ASSIGNED TASK | For the listing below, give the count of lines containing "Automatic", and no other text.

==============================

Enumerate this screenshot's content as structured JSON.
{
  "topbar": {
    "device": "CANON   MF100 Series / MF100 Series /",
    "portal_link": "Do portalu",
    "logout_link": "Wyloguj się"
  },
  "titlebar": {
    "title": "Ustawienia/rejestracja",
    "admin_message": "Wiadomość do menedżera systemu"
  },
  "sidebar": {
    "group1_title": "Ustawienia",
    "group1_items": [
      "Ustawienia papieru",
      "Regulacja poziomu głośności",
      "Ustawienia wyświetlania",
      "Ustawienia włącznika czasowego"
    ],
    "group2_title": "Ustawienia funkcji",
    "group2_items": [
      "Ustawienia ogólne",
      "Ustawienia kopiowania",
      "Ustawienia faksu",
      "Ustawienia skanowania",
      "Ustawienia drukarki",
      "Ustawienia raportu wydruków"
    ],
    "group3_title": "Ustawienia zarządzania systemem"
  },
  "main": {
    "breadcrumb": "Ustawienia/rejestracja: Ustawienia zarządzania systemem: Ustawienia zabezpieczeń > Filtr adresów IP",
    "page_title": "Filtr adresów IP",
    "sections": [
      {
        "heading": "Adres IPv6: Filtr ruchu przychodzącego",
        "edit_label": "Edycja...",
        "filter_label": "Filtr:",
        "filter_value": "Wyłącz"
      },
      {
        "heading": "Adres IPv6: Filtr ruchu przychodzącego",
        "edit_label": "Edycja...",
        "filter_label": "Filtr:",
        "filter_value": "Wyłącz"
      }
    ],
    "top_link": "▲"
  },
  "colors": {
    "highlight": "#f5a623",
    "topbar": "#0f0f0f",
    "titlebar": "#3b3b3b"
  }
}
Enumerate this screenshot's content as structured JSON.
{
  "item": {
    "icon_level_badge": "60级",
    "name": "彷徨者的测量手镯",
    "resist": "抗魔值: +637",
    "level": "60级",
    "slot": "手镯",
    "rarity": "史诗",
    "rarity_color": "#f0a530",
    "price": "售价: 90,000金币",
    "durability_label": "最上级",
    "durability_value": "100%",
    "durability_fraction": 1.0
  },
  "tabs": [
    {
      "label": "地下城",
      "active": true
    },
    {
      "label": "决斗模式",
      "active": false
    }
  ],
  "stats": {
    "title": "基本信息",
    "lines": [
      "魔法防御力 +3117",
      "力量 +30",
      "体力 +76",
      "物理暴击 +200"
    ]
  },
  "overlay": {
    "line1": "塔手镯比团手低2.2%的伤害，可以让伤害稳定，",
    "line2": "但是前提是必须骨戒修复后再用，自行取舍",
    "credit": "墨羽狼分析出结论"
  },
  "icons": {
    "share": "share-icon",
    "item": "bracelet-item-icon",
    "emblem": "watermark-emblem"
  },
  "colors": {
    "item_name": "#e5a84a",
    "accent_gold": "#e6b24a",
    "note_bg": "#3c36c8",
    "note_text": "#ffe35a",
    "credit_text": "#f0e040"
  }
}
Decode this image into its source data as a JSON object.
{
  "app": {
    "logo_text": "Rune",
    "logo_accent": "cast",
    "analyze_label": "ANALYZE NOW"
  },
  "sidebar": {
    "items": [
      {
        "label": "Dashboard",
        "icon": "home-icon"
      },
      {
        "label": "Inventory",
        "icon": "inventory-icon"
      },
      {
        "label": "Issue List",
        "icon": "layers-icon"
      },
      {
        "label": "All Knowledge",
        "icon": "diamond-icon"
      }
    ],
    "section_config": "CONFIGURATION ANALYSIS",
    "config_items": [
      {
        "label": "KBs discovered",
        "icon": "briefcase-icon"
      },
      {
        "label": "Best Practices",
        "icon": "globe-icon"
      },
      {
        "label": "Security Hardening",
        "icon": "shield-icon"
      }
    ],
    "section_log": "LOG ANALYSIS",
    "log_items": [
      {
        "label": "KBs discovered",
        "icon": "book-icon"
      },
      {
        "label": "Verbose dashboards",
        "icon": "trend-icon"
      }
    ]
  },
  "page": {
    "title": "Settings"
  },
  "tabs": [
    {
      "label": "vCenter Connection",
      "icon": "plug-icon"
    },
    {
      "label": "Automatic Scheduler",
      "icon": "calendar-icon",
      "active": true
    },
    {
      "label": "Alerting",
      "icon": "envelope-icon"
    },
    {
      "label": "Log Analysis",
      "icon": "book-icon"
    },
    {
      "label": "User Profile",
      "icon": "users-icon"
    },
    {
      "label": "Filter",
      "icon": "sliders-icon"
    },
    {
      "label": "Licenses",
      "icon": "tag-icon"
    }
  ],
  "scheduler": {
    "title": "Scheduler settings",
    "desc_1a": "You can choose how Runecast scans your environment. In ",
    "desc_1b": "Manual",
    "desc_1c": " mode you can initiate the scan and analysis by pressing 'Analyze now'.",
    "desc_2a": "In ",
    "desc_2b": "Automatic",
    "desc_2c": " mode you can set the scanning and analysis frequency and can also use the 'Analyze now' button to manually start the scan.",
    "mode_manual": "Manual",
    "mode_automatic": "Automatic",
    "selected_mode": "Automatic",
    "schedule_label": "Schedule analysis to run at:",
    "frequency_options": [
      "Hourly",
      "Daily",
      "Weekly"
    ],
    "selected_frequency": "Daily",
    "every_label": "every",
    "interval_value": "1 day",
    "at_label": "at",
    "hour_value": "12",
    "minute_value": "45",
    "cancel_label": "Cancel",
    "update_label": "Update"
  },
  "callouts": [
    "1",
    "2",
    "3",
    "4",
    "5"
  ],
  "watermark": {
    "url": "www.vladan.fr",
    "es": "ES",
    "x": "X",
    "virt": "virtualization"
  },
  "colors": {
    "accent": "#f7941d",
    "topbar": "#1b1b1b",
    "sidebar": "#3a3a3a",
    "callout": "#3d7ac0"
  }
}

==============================

RESULT OF THIS TASK | 4